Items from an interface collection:
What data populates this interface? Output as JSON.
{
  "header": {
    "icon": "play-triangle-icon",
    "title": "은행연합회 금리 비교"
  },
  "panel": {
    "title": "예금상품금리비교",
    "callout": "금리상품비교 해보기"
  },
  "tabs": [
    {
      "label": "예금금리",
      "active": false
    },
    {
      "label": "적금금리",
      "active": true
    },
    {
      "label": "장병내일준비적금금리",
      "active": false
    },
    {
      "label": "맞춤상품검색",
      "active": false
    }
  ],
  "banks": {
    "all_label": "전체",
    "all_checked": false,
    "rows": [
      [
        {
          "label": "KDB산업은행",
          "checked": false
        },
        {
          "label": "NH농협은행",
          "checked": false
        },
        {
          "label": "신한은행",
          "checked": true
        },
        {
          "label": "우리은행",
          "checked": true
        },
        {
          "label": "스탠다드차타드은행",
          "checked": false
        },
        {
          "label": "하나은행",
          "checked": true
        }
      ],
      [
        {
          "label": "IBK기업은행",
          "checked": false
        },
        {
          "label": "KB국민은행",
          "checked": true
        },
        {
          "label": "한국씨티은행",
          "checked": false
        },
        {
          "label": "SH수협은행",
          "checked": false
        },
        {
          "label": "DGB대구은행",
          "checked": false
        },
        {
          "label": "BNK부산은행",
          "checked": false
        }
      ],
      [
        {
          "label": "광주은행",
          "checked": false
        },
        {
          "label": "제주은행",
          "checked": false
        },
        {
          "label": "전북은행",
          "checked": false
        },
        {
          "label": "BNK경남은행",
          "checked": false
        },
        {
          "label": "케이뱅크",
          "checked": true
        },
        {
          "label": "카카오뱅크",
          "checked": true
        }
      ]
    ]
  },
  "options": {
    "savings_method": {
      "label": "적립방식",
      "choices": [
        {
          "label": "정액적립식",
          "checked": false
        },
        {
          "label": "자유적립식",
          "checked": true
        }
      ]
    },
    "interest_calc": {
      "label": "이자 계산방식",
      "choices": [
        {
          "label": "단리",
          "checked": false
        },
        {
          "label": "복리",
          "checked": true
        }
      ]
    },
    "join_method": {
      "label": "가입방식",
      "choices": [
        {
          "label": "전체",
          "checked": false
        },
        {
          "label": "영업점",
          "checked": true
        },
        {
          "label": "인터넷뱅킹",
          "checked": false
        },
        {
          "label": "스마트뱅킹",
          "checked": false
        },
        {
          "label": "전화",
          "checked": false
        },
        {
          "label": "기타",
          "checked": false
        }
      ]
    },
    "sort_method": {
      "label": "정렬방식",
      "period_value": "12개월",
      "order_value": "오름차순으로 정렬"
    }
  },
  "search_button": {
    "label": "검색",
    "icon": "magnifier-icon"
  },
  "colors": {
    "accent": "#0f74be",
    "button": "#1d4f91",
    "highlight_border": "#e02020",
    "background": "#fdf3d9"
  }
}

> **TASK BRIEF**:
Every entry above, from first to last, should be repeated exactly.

> **EXERCISE SOLUTION**:
What data populates this interface? Output as JSON.
{
  "header": {
    "icon": "play-triangle-icon",
    "title": "은행연합회 금리 비교"
  },
  "panel": {
    "title": "예금상품금리비교",
    "callout": "금리상품비교 해보기"
  },
  "tabs": [
    {
      "label": "예금금리",
      "active": false
    },
    {
      "label": "적금금리",
      "active": true
    },
    {
      "label": "장병내일준비적금금리",
      "active": false
    },
    {
      "label": "맞춤상품검색",
      "active": false
    }
  ],
  "banks": {
    "all_label": "전체",
    "all_checked": false,
    "rows": [
      [
        {
          "label": "KDB산업은행",
          "checked": false
        },
        {
          "label": "NH농협은행",
          "checked": false
        },
        {
          "label": "신한은행",
          "checked": true
        },
        {
          "label": "우리은행",
          "checked": true
        },
        {
          "label": "스탠다드차타드은행",
          "checked": false
        },
        {
          "label": "하나은행",
          "checked": true
        }
      ],
      [
        {
          "label": "IBK기업은행",
          "checked": false
        },
        {
          "label": "KB국민은행",
          "checked": true
        },
        {
          "label": "한국씨티은행",
          "checked": false
        },
        {
          "label": "SH수협은행",
          "checked": false
        },
        {
          "label": "DGB대구은행",
          "checked": false
        },
        {
          "label": "BNK부산은행",
          "checked": false
        }
      ],
      [
        {
          "label": "광주은행",
          "checked": false
        },
        {
          "label": "제주은행",
          "checked": false
        },
        {
          "label": "전북은행",
          "checked": false
        },
        {
          "label": "BNK경남은행",
          "checked": false
        },
        {
          "label": "케이뱅크",
          "checked": true
        },
        {
          "label": "카카오뱅크",
          "checked": true
        }
      ]
    ]
  },
  "options": {
    "savings_method": {
      "label": "적립방식",
      "choices": [
        {
          "label": "정액적립식",
          "checked": false
        },
        {
          "label": "자유적립식",
          "checked": true
        }
      ]
    },
    "interest_calc": {
      "label": "이자 계산방식",
      "choices": [
        {
          "label": "단리",
          "checked": false
        },
        {
          "label": "복리",
          "checked": true
        }
      ]
    },
    "join_method": {
      "label": "가입방식",
      "choices": [
        {
          "label": "전체",
          "checked": false
        },
        {
          "label": "영업점",
          "checked": true
        },
        {
          "label": "인터넷뱅킹",
          "checked": false
        },
        {
          "label": "스마트뱅킹",
          "checked": false
        },
        {
          "label": "전화",
          "checked": false
        },
        {
          "label": "기타",
          "checked": false
        }
      ]
    },
    "sort_method": {
      "label": "정렬방식",
      "period_value": "12개월",
      "order_value": "오름차순으로 정렬"
    }
  },
  "search_button": {
    "label": "검색",
    "icon": "magnifier-icon"
  },
  "colors": {
    "accent": "#0f74be",
    "button": "#1d4f91",
    "highlight_border": "#e02020",
    "background": "#fdf3d9"
  }
}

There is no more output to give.